EXERCISE DESCRIPTION: Supply the number of lines below containing "设备状态", nothing else.

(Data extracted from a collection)
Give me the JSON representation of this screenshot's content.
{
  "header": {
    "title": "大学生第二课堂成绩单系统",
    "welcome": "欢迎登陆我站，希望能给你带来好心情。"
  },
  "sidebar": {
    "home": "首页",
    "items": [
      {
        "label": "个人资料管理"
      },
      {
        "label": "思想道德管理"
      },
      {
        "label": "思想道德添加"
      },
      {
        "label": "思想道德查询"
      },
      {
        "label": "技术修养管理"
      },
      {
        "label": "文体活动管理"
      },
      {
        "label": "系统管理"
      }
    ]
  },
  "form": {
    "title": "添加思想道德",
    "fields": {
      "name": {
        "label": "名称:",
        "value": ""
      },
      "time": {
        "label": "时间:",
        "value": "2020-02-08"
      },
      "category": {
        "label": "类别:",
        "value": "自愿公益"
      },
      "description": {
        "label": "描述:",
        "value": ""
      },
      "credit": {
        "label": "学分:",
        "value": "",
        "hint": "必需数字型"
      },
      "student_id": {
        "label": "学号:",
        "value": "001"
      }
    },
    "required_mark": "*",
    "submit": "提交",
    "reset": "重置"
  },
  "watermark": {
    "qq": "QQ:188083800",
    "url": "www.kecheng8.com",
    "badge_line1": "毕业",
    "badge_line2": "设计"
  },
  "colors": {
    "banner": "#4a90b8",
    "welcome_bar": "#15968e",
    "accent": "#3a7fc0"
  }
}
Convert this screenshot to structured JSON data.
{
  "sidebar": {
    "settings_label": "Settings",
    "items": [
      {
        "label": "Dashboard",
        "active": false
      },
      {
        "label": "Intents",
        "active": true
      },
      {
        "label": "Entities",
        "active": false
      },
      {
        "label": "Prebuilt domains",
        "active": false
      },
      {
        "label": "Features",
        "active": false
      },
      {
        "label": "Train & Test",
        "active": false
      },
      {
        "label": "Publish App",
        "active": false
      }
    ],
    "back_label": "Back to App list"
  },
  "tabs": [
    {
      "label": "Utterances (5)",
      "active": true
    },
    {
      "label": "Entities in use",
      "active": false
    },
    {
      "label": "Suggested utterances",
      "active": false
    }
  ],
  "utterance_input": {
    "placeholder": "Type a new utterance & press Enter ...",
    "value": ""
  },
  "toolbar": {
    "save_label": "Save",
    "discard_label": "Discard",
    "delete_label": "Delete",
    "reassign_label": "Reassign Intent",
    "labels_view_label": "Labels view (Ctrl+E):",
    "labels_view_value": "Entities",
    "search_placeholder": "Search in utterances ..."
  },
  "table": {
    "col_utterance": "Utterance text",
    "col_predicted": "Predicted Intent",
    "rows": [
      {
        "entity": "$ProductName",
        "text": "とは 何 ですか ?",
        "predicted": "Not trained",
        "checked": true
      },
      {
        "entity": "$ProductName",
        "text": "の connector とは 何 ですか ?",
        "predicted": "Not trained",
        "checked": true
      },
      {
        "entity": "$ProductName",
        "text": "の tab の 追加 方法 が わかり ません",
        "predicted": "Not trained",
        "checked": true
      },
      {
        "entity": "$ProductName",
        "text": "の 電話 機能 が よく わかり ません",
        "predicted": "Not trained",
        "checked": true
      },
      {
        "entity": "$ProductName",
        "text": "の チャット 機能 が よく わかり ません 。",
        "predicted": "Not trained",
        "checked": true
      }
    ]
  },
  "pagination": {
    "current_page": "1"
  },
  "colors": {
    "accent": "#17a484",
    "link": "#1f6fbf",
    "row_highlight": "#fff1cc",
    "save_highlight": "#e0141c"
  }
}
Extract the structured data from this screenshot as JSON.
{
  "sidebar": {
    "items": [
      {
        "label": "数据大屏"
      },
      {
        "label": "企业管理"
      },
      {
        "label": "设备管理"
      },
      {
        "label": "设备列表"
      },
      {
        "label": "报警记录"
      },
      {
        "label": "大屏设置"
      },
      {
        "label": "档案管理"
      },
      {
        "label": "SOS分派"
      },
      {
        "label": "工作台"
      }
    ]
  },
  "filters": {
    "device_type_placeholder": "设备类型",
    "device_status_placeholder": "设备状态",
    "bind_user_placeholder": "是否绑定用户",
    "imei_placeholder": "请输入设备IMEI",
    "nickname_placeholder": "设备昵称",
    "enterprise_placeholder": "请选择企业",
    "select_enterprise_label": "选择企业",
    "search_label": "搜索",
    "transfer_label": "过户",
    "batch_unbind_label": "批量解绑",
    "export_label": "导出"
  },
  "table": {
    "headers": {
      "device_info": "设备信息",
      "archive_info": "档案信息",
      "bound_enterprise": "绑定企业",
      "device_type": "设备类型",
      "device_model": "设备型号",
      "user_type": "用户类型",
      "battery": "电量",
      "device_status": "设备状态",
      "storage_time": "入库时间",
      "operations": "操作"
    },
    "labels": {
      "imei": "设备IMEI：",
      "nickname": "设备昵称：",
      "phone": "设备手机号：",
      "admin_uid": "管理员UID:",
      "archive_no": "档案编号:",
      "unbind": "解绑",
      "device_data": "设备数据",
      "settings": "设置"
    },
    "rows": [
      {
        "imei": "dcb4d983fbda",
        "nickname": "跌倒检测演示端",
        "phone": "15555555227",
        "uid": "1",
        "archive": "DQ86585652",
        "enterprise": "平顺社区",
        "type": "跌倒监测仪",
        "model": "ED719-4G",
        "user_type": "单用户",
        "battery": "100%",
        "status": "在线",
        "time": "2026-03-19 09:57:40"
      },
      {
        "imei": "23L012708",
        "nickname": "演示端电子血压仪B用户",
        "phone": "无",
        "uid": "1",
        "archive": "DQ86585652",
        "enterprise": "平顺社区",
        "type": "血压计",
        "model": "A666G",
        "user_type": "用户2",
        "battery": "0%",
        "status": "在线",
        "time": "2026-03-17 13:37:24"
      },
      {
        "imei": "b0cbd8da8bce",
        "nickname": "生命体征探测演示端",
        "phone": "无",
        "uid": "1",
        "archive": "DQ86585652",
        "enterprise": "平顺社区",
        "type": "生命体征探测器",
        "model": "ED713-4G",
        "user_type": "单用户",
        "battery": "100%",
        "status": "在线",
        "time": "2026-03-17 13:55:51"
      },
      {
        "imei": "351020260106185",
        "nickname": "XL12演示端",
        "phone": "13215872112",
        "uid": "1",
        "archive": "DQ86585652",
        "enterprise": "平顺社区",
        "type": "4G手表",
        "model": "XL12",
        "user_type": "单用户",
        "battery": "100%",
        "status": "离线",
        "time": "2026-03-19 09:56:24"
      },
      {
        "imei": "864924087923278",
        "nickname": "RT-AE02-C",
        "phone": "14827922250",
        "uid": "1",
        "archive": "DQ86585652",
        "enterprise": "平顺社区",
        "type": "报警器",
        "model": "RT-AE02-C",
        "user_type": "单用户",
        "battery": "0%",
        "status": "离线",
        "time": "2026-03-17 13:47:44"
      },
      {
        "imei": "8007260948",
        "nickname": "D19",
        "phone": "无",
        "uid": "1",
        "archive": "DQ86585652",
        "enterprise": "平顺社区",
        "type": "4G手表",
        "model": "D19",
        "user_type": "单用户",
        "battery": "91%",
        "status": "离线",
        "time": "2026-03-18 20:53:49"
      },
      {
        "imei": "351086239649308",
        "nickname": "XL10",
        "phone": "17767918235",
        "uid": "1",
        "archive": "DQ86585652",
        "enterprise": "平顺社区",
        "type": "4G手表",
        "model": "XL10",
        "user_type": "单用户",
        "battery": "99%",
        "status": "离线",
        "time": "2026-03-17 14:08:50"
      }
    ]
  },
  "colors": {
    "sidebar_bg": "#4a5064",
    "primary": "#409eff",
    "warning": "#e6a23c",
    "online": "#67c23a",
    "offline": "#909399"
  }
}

ANSWER TO THIS TASK: 2